### [What is being asked]
The answer must be every line below that holds the word "rating".
++++ Supplied information
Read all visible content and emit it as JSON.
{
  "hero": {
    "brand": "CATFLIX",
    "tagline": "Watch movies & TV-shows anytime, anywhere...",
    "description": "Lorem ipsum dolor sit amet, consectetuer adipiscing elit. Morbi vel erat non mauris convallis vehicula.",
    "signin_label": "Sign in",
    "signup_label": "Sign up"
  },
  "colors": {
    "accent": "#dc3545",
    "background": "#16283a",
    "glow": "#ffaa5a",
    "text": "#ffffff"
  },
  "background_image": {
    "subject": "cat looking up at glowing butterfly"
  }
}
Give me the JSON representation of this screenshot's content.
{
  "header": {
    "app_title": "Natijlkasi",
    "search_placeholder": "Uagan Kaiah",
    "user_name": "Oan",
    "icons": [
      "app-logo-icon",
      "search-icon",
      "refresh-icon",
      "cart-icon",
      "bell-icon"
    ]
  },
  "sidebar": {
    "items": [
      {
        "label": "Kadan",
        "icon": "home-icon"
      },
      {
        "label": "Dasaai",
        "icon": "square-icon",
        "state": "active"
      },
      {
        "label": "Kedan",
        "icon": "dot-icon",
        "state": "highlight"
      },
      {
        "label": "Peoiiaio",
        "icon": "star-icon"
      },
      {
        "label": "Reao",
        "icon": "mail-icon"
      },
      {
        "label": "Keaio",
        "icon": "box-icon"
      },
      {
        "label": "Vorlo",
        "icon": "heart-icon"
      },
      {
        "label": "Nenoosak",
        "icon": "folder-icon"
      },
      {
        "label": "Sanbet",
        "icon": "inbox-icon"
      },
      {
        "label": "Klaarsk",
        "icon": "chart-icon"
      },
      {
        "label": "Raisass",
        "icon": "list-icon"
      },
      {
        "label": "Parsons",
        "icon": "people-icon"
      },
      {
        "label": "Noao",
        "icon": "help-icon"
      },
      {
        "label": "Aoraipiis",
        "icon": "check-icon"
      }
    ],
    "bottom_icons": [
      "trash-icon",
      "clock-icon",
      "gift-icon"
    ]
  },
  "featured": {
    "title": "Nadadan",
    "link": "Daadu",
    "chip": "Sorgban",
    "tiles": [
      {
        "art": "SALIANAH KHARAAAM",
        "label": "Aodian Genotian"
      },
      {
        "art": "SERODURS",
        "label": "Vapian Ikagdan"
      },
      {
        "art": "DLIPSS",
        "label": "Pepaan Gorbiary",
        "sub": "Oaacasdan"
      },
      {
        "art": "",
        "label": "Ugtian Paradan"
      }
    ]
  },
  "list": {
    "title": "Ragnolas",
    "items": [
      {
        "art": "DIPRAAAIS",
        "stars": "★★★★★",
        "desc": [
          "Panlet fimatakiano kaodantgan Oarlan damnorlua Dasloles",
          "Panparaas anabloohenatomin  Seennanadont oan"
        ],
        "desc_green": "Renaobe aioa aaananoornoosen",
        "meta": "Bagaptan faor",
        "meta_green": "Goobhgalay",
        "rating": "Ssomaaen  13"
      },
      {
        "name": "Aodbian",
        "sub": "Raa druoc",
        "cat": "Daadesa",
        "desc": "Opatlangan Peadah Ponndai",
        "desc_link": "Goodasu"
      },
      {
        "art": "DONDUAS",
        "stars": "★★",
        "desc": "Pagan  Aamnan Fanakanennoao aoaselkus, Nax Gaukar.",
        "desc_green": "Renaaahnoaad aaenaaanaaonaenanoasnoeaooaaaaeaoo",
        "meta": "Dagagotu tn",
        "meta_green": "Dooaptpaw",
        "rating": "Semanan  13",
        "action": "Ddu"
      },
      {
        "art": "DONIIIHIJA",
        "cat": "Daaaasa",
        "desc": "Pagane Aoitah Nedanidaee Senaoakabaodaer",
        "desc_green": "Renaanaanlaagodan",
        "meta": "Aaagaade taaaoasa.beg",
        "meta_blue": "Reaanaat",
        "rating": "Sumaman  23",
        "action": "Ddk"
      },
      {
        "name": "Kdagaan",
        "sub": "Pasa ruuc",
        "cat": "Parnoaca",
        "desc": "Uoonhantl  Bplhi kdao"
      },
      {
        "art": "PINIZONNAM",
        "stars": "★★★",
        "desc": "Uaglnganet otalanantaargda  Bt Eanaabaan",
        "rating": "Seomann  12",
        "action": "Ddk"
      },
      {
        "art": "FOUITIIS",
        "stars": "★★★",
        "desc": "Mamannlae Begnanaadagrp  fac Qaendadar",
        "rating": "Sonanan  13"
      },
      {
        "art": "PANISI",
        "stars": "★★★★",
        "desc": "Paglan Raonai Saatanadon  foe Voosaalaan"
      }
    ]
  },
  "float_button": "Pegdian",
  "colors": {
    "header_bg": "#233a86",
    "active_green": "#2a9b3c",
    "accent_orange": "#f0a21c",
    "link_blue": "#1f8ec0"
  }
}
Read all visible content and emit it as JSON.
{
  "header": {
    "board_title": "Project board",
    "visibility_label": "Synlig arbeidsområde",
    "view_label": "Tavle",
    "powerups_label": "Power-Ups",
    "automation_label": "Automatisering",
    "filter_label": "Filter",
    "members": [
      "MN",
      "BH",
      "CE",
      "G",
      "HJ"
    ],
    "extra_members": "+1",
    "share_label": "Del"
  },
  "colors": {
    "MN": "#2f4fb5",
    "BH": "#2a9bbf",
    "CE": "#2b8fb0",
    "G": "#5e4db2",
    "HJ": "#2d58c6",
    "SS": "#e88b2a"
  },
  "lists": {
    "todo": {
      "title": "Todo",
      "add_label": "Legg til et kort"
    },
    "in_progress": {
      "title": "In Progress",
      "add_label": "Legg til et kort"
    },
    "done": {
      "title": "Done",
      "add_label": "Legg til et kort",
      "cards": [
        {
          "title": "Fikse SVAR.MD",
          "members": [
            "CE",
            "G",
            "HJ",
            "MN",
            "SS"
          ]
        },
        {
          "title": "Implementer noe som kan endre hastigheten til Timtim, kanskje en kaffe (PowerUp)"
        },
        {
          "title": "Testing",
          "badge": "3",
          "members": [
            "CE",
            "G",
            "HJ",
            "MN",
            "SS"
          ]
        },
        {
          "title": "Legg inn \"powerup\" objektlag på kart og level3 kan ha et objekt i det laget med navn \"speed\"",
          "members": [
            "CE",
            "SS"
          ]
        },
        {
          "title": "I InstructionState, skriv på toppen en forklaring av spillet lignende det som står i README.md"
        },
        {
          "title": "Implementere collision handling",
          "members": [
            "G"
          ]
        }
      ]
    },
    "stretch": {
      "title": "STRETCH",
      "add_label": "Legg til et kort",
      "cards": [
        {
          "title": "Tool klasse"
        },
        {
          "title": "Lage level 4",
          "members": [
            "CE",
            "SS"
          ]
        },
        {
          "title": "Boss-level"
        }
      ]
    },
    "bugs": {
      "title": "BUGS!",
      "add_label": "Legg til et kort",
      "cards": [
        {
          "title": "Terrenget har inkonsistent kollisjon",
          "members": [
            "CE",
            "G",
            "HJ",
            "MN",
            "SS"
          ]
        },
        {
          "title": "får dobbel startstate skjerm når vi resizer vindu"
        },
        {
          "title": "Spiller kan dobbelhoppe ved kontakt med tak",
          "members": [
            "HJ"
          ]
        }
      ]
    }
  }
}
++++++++
### [Output of the exercise]
        "rating": "Ssomaaen  13"
        "rating": "Semanan  13",
        "rating": "Sumaman  23",
        "rating": "Seomann  12",
        "rating": "Sonanan  13"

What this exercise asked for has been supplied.